I'm 22, and my close friend’s planning her arranged marriage.
She’s Toronto-born and raised, so I was surprised at her interest in marrying a stranger from another country, given our age and lack of independence/adult life.
But because she was excited for it, I’ve supported her.
However, I've noticed what I'd consider red flags.
As a dowry, he’s asked her to buy a house for them, under her name.
She’s also responsible for sponsoring him to come to Canada and paying for his education.
While she spends $1000 on gifts for him for birthday/Christmas etc., he buys nothing for her.
In his country, he's a lawyer and so he definitely has some money.
When I raise these concerns, my friend reassures me he's not "the kind of guy” to take advantage of her.
I suggested her getting a prenuptial agreement, but she accused me of being jealous that she’s getting married.
I feel she’s all about the idea of a wedding and marriage.
She's not even going to meet him until the day before her wedding.
I'm scared that she'll come back heartbroken.
Is there anything else I can say or do?
You’ve not mentioned the cultural and personal reasons why she chose an arranged marriage in the first place, e.g. if her parents have a happy arranged marriage, or if she believes it has less risk of divorce, etc.
You may be correct that she’s closed her eyes to any potential problems.
But understand that marriages are arranged according to a protocol. The backgrounds of both parties are researched, even astronomical charts are considered and matched.
Someone’s helped her with these arrangements – perhaps, her parents. Or someone in her community who does this professionally.
It’s not as random as you seem to believe.
Stay supportive, it’s possible that her intended groom will turn out to be a fine man…
Or not. Then, as a friend, she’ll need you more than ever.
I’ve been seeing a wonderful woman for two years. We’re in love.
I’m in my 60's, she’s in her late-50’s, and we’re both divorced. I see a future together.
However, I’ve withheld a dark secret.
Seven years ago I was charged with a criminal offence – white-collar crime - and went to prison.
I served my time, but am prohibited from travelling to the U.S. without getting a waiver, which I’m working on.
My girlfriend knows nothing of this, but I want to be honest with her.
I should’ve disclosed this much earlier but I just couldn't. She's my whole world, and I don't want to lose her.
Ex-Con in Love
Work on the cross-border waiver and research whether a pardon’s possible for your particular crime.
Disclose all to her VERY soon, and also describe these efforts to put the past further behind you.
Be open and honest about the circumstances that led you to commit that crime (e.g. pressure from others, greed, sloppiness, whatever).
Tell her how jail affected you, how you handled getting back into society, and in what positive ways you believe you’ve changed.

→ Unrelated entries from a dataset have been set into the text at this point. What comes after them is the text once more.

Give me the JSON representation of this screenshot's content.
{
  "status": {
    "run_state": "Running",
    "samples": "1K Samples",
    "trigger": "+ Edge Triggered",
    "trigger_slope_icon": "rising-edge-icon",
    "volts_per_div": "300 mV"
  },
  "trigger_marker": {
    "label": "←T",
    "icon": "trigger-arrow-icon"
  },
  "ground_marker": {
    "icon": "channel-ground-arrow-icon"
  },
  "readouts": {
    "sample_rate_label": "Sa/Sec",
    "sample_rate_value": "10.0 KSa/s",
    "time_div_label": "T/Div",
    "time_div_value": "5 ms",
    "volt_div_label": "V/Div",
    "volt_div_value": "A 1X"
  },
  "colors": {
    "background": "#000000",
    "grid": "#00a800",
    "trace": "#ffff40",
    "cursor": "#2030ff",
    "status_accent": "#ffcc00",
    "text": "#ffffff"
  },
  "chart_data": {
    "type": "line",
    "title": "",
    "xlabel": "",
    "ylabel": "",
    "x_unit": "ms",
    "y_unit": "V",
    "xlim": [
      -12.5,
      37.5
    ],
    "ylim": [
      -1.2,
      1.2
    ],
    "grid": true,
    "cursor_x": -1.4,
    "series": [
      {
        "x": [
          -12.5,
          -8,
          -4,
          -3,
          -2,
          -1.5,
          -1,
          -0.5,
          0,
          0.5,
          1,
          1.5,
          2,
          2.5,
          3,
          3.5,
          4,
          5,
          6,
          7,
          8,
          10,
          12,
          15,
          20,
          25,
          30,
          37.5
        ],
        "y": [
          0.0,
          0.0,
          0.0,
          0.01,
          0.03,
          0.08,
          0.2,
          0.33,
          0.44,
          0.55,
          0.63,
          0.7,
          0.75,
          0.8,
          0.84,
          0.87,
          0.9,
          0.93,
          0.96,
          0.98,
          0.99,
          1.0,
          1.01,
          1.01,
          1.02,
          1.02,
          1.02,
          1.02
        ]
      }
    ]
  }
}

She’ll be shocked initially, but if she loves you she’ll have some compassion for who you were then, and how you’ve changed.
Apologize for not telling her sooner, for fear of losing her.
She may want some time to think about the relationship. But if you’ve truly turned your life around, there’s plenty of reason to be hopeful that she’ll come around.
FEEDBACK Regarding the pregnant woman, her boyfriend, and her sister (January 12):
Reader – “Why is a 39-year-old pregnant woman still living under her mother's roof and the baby's father’s living with his mother?
“Why can’t they make a life for themselves and their child in their OWN home?
“By the time of middle age and bringing a child into the world, they should be able to support themselves.
“Also, the 30-year-old sister should be in her own place, and Mom shouldn’t be "doing everything" for them.”
Ellie – If lives were run according to outsiders’ conclusions, you’d have made some good points.
But peoples’ lifestyles have origins that we don’t know unless told.
Two-to-three generations of family often live together for economic reasons. On their own, this couple would need two decent, incomes for daycare, rent, food, etc.
To change their situation – given what may be limited educations, low-wage jobs, co-dependencies with elders – requires more than passing advice.
Tip of the day:
Don’t judge an arranged marriage without knowing more about it.